• Work required:
Because the entries hold pictures, reproduce only their words, exactly as written.
━━━ Records for this task ━━━
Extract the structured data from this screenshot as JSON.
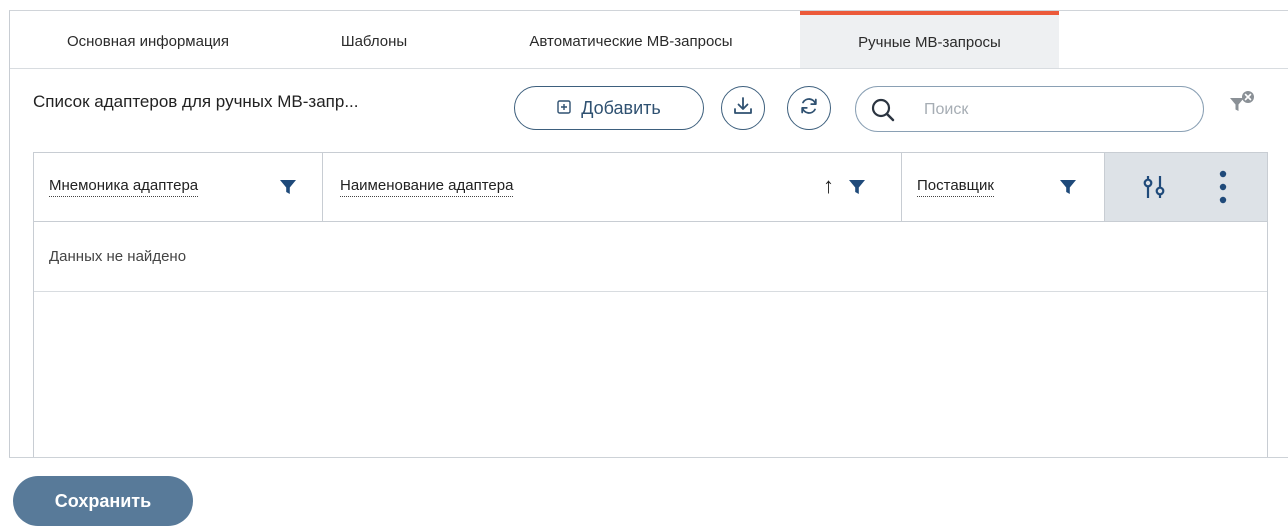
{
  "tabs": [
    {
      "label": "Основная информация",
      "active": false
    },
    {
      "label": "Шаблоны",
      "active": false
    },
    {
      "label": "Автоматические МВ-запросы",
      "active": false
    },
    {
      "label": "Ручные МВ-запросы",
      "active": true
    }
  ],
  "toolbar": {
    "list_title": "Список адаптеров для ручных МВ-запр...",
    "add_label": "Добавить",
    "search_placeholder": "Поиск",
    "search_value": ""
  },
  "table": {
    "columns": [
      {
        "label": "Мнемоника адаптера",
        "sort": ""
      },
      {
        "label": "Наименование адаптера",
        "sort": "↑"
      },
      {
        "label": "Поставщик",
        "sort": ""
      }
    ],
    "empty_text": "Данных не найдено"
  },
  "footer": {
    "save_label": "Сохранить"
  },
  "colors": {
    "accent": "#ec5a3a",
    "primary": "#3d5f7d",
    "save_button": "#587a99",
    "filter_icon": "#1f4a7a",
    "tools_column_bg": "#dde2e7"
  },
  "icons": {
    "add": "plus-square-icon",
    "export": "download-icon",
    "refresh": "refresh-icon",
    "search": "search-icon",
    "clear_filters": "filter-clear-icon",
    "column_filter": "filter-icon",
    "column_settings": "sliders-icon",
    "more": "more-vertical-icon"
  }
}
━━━
• Answer to the problem:
Extract the structured data from this screenshot as JSON.
{
  "tabs": [
    {
      "label": "Основная информация",
      "active": false
    },
    {
      "label": "Шаблоны",
      "active": false
    },
    {
      "label": "Автоматические МВ-запросы",
      "active": false
    },
    {
      "label": "Ручные МВ-запросы",
      "active": true
    }
  ],
  "toolbar": {
    "list_title": "Список адаптеров для ручных МВ-запр...",
    "add_label": "Добавить",
    "search_placeholder": "Поиск",
    "search_value": ""
  },
  "table": {
    "columns": [
      {
        "label": "Мнемоника адаптера",
        "sort": ""
      },
      {
        "label": "Наименование адаптера",
        "sort": "↑"
      },
      {
        "label": "Поставщик",
        "sort": ""
      }
    ],
    "empty_text": "Данных не найдено"
  },
  "footer": {
    "save_label": "Сохранить"
  },
  "colors": {
    "accent": "#ec5a3a",
    "primary": "#3d5f7d",
    "save_button": "#587a99",
    "filter_icon": "#1f4a7a",
    "tools_column_bg": "#dde2e7"
  },
  "icons": {
    "add": "plus-square-icon",
    "export": "download-icon",
    "refresh": "refresh-icon",
    "search": "search-icon",
    "clear_filters": "filter-clear-icon",
    "column_filter": "filter-icon",
    "column_settings": "sliders-icon",
    "more": "more-vertical-icon"
  }
}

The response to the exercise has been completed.